Following William’s death in June 1835, John attempted to fill his shoes at Oldham. Making a clear bid for his father’s political inheritance, John’s election address declared that ‘there are no political principles on which I differ from him’. He was backed by Fielden, who became ‘something of a surrogate father’, but there were grumbles among Oldham’s Radicals about ‘hereditary succession’ deciding the representation. John’s staunch Anglicanism lost him support from disillusioned Nonconformists, who rallied behind Feargus O’Connor (the future Chartist leader). Although O’Connor withdrew from the poll early on, these divisions allowed a narrow Conservative victory.

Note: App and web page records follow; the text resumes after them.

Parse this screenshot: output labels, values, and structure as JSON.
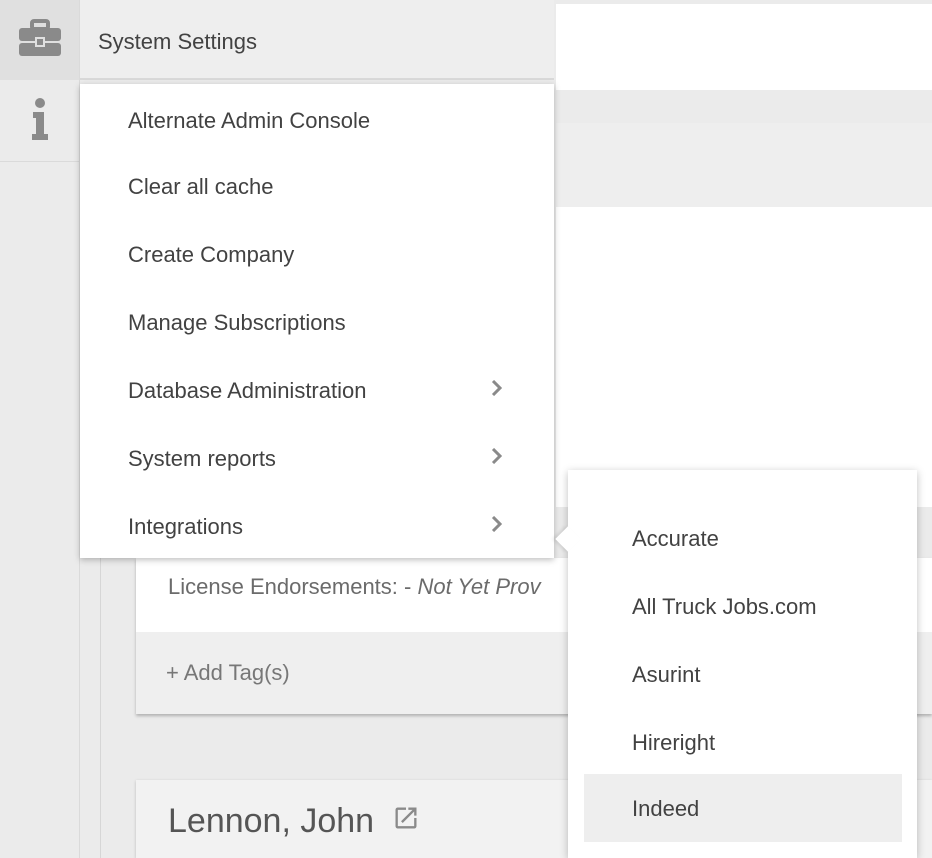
{
  "header": {
    "title": "System Settings"
  },
  "menu": {
    "items": [
      {
        "label": "Alternate Admin Console",
        "has_submenu": false
      },
      {
        "label": "Clear all cache",
        "has_submenu": false
      },
      {
        "label": "Create Company",
        "has_submenu": false
      },
      {
        "label": "Manage Subscriptions",
        "has_submenu": false
      },
      {
        "label": "Database Administration",
        "has_submenu": true
      },
      {
        "label": "System reports",
        "has_submenu": true
      },
      {
        "label": "Integrations",
        "has_submenu": true
      }
    ]
  },
  "submenu": {
    "items": [
      {
        "label": "Accurate"
      },
      {
        "label": "All Truck Jobs.com"
      },
      {
        "label": "Asurint"
      },
      {
        "label": "Hireright"
      },
      {
        "label": "Indeed",
        "active": true
      }
    ]
  },
  "card": {
    "license_label": "License Endorsements: - ",
    "license_value": "Not Yet Prov",
    "add_tag": "+ Add Tag(s)"
  },
  "card2": {
    "name": "Lennon, John"
  },
  "icons": {
    "rail": [
      "briefcase-icon",
      "info-icon"
    ],
    "chevron": "chevron-right-icon",
    "external": "external-link-icon"
  },
  "colors": {
    "icon": "#8a8a8a",
    "menu_text": "#424242",
    "active_bg": "#eeeeee"
  }
}
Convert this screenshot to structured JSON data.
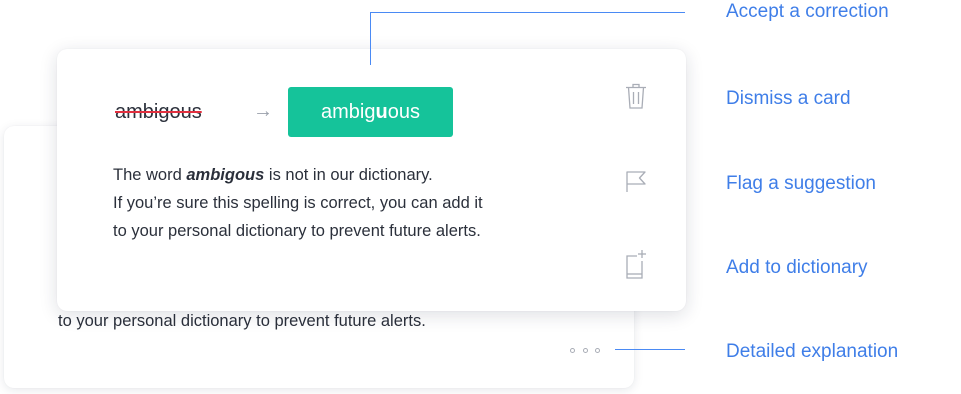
{
  "card": {
    "original_word": "ambigous",
    "suggestion_prefix": "ambig",
    "suggestion_highlight": "u",
    "suggestion_suffix": "ous",
    "arrow": "→",
    "explanation_prefix": "The word ",
    "explanation_word": "ambigous",
    "explanation_suffix": " is not in our dictionary.",
    "explanation_line2": "If you’re sure this spelling is correct, you can add it",
    "explanation_line3": "to your personal dictionary to prevent future alerts."
  },
  "back_card": {
    "text": "to your personal dictionary to prevent future alerts."
  },
  "icons": {
    "dismiss": "trash-icon",
    "flag": "flag-icon",
    "add": "add-to-dictionary-icon",
    "more": "more-dots-icon"
  },
  "callouts": {
    "accept": "Accept a correction",
    "dismiss": "Dismiss a card",
    "flag": "Flag a suggestion",
    "add": "Add to dictionary",
    "detail": "Detailed explanation"
  },
  "colors": {
    "accent_green": "#15c39a",
    "callout_blue": "#3f7ee8",
    "strike_red": "#e2303f",
    "icon_gray": "#a9adb6"
  }
}
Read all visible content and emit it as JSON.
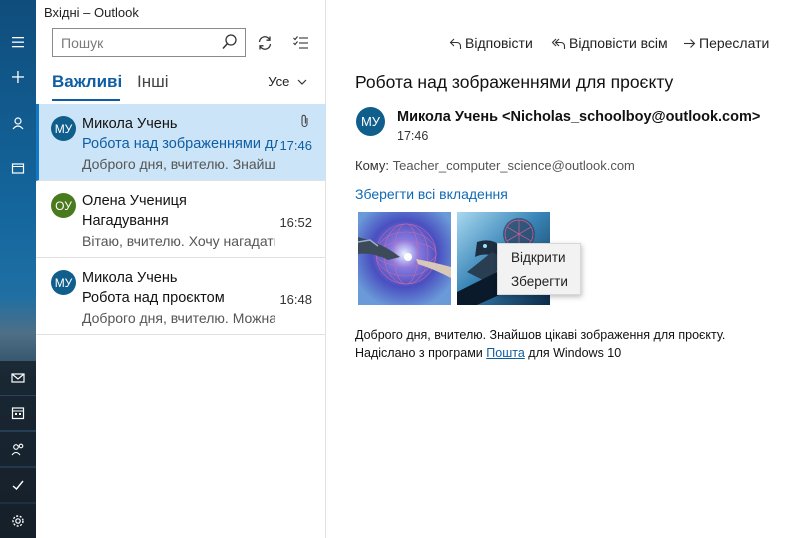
{
  "window": {
    "title": "Вхідні – Outlook"
  },
  "search": {
    "placeholder": "Пошук"
  },
  "tabs": [
    {
      "label": "Важливі"
    },
    {
      "label": "Інші"
    }
  ],
  "filter": {
    "label": "Усе"
  },
  "messages": [
    {
      "initials": "МУ",
      "avatar_color": "#0f5e8c",
      "sender": "Микола Учень",
      "subject": "Робота над зображеннями для проєкту",
      "preview": "Доброго дня, вчителю. Знайшов цікаві",
      "time": "17:46",
      "selected": true,
      "has_attachment": true
    },
    {
      "initials": "ОУ",
      "avatar_color": "#4a7a1e",
      "sender": "Олена Учениця",
      "subject": "Нагадування",
      "preview": "Вітаю, вчителю. Хочу нагадати",
      "time": "16:52",
      "selected": false
    },
    {
      "initials": "МУ",
      "avatar_color": "#0f5e8c",
      "sender": "Микола Учень",
      "subject": "Робота над проєктом",
      "preview": "Доброго дня, вчителю. Можна",
      "time": "16:48",
      "selected": false
    }
  ],
  "actions": {
    "reply": "Відповісти",
    "reply_all": "Відповісти всім",
    "forward": "Переслати"
  },
  "reading": {
    "subject": "Робота над зображеннями для проєкту",
    "avatar_initials": "МУ",
    "from": "Микола Учень <Nicholas_schoolboy@outlook.com>",
    "time": "17:46",
    "to_label": "Кому:",
    "to_address": "Teacher_computer_science@outlook.com",
    "save_all": "Зберегти всі вкладення",
    "body_line1": "Доброго дня, вчителю. Знайшов цікаві зображення для проєкту.",
    "body_line2_prefix": "Надіслано з програми",
    "body_line2_link": "Пошта",
    "body_line2_suffix": "для Windows 10"
  },
  "context_menu": {
    "open": "Відкрити",
    "save": "Зберегти"
  },
  "colors": {
    "accent": "#0f5ea3",
    "selected_bg": "#cce4f7"
  }
}
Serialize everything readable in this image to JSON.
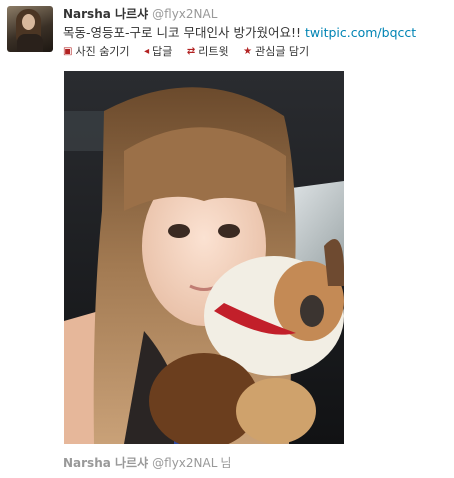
{
  "tweet": {
    "name": "Narsha 나르샤",
    "handle": "@flyx2NAL",
    "text": "목동-영등포-구로 니코 무대인사 방가웠어요!!",
    "link": "twitpic.com/bqcct",
    "actions": [
      {
        "icon": "photo-icon",
        "label": "사진 숨기기"
      },
      {
        "icon": "reply-arrow-icon",
        "label": "답글"
      },
      {
        "icon": "retweet-icon",
        "label": "리트윗"
      },
      {
        "icon": "star-icon",
        "label": "관심글 담기"
      }
    ]
  },
  "footer": {
    "name": "Narsha 나르샤",
    "handle": "@flyx2NAL",
    "suffix": "님"
  },
  "colors": {
    "link": "#0084b4",
    "action_icon": "#b22222",
    "muted": "#999999"
  }
}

After another unsuccessful contest at Chichester, Cobbett in 1847 became Fielden’s running-mate at Oldham, where the latter’s insistence that ‘unless Mr. Cobbett is elected with me, I will not sit’ provoked charges of dictation. Cobbett’s lack of support for Dissenting demands such as disestablishment prompted two rival Radicals to enter the field, although only William Johnson Fox went to the poll. Fox and the lone Conservative, John Duncuft, defeated Cobbett and ousted Fielden after 15 years as Oldham’s MP. These events provoked bitter recriminations among Oldham’s Radicals, and one local observer remembered Cobbett as ‘that terrible “incubus” … who darkened the prospects of real Reformers for a long period’.
At the 1852 election, Cobbett stood again for Oldham, advocating universal suffrage, annual parliaments and the ballot, and arguing for restrictions on the hours during which factory machinery could operate, to safeguard the ten hour day for which Fielden had fought so hard. He topped the poll in a tacit although unofficial alliance with the Conservative Duncuft, defeating Fox, and was re-elected in 1857 and 1859.
Fielden had died in 1849, and Cobbett assumed his mantle at Westminster, where the factory question occupied much of his attention. He was keen to pass legislation to prevent evasion of the ten hour day (by means such as using two shifts of child labour). He wished to extend limitations on working hours to other industries such as bleaching and dyeing, and sat on several committees relating to working-class employment conditions. His personal legislative achievement was an Act passed in 1860 to pay salaries rather than fees to coroners, which would prevent cost-cutting local magistrates from discouraging the holding of inquests.
In other respects, Cobbett abandoned the political legacy of his father and father-in-law, gradually drifting away from Liberalism to the Conservative party. His vote for the limited measure of parliamentary reform proposed by the Derby ministry in 1859 led to him being declared ‘utterly unfit to represent radical Oldham’. Like his father, he opposed the malt duty, defending the working-man’s right to his beer, which by the 1860s put him closer to many Conservatives than to the Liberals. The Preston Chronicle described him in 1865 as ‘a sort of hybrid politician’. At that year’s election, when he was defeated, he campaigned jointly with the Conservative candidate, although he did not officially adopt the Conservative label until 1868. He was lauded by Disraeli in 1872 as an ‘invaluable’ parliamentarian. Re-elected for Oldham at a by-election that June, he sat until his death in 1877. In contrast with his father’s vociferous Radicalism, John Cobbett’s shifting political stance led his opponents to depict him as a political chameleon.
The full biography of John Morgan Cobbett can be found on our preview site.